#### [TASK ITEM]
Leave out the pictures and retype all the entries below exactly.

#### [Items from an interface collection]

---

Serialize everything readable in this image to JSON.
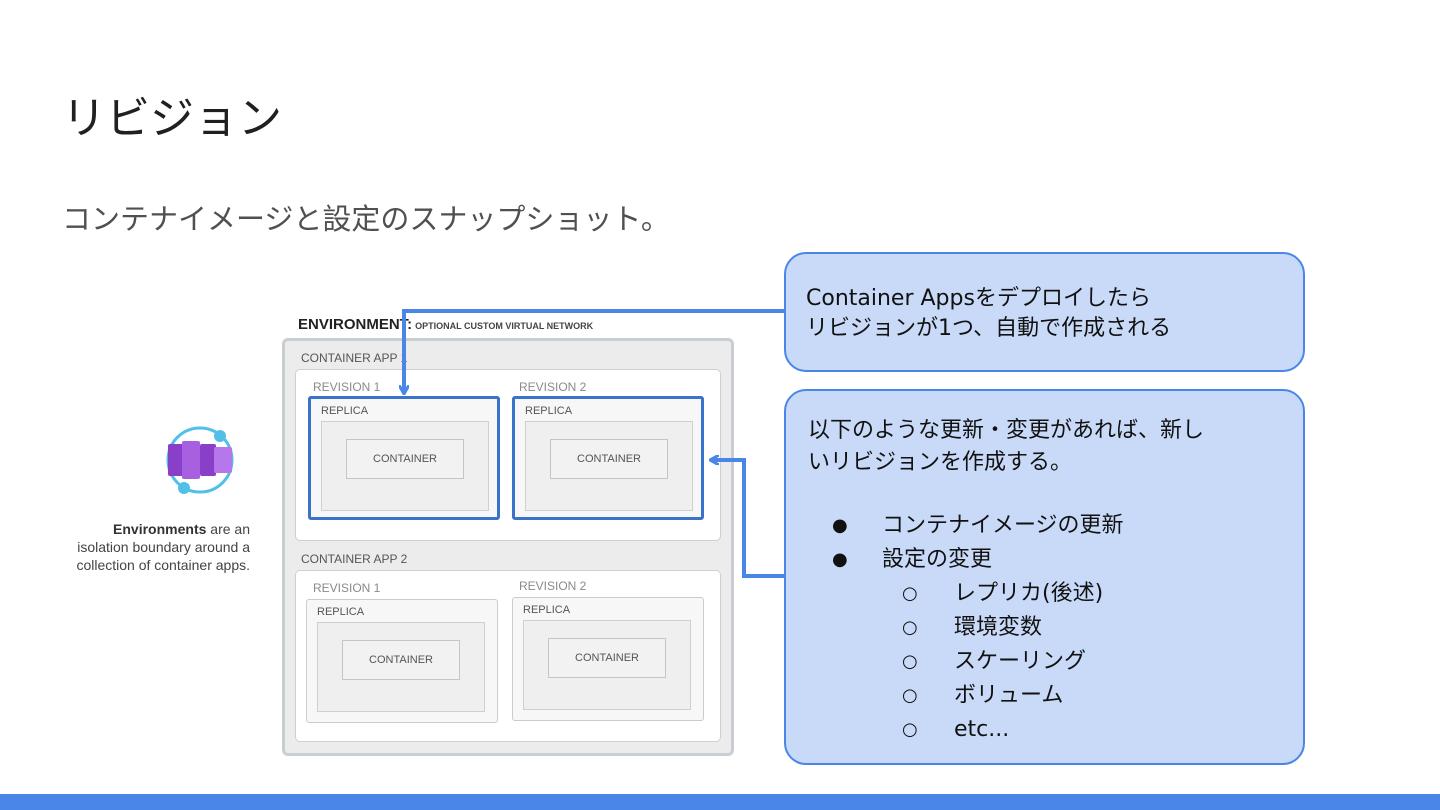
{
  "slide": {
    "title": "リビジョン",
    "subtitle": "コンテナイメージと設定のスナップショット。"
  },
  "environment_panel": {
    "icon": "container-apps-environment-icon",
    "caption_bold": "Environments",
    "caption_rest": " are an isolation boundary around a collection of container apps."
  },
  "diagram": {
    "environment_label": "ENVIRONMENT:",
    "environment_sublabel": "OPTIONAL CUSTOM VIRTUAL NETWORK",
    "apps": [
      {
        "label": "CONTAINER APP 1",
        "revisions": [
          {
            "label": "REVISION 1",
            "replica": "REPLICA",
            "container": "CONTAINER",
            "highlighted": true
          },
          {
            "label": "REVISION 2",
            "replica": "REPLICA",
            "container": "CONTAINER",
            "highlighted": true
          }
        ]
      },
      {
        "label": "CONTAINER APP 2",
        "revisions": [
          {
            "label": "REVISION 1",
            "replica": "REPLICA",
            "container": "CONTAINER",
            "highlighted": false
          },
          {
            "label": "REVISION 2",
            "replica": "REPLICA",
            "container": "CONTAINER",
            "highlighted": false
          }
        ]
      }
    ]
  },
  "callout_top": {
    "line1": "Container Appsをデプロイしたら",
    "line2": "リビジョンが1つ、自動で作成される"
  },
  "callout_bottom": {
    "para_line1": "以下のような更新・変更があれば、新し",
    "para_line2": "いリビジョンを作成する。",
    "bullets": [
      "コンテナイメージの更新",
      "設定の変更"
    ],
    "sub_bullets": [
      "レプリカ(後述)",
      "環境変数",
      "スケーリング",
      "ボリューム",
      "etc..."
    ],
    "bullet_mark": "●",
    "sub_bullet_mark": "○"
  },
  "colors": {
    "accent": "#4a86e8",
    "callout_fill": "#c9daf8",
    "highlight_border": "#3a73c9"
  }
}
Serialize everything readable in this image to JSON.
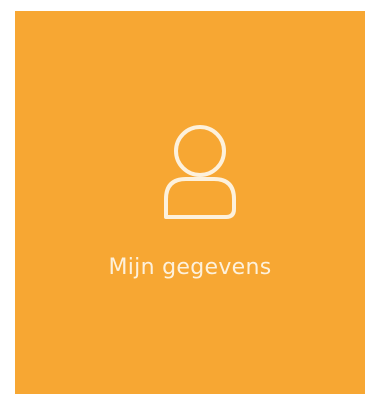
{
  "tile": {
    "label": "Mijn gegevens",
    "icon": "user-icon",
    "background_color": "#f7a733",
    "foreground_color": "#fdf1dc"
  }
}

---

#### [SOLVED EXERCISE]
Serialize everything readable in this image to JSON.
{
  "slide": {
    "title": "リビジョン",
    "subtitle": "コンテナイメージと設定のスナップショット。"
  },
  "environment_panel": {
    "icon": "container-apps-environment-icon",
    "caption_bold": "Environments",
    "caption_rest": " are an isolation boundary around a collection of container apps."
  },
  "diagram": {
    "environment_label": "ENVIRONMENT:",
    "environment_sublabel": "OPTIONAL CUSTOM VIRTUAL NETWORK",
    "apps": [
      {
        "label": "CONTAINER APP 1",
        "revisions": [
          {
            "label": "REVISION 1",
            "replica": "REPLICA",
            "container": "CONTAINER",
            "highlighted": true
          },
          {
            "label": "REVISION 2",
            "replica": "REPLICA",
            "container": "CONTAINER",
            "highlighted": true
          }
        ]
      },
      {
        "label": "CONTAINER APP 2",
        "revisions": [
          {
            "label": "REVISION 1",
            "replica": "REPLICA",
            "container": "CONTAINER",
            "highlighted": false
          },
          {
            "label": "REVISION 2",
            "replica": "REPLICA",
            "container": "CONTAINER",
            "highlighted": false
          }
        ]
      }
    ]
  },
  "callout_top": {
    "line1": "Container Appsをデプロイしたら",
    "line2": "リビジョンが1つ、自動で作成される"
  },
  "callout_bottom": {
    "para_line1": "以下のような更新・変更があれば、新し",
    "para_line2": "いリビジョンを作成する。",
    "bullets": [
      "コンテナイメージの更新",
      "設定の変更"
    ],
    "sub_bullets": [
      "レプリカ(後述)",
      "環境変数",
      "スケーリング",
      "ボリューム",
      "etc..."
    ],
    "bullet_mark": "●",
    "sub_bullet_mark": "○"
  },
  "colors": {
    "accent": "#4a86e8",
    "callout_fill": "#c9daf8",
    "highlight_border": "#3a73c9"
  }
}
Serialize everything readable in this image to JSON.
{
  "tile": {
    "label": "Mijn gegevens",
    "icon": "user-icon",
    "background_color": "#f7a733",
    "foreground_color": "#fdf1dc"
  }
}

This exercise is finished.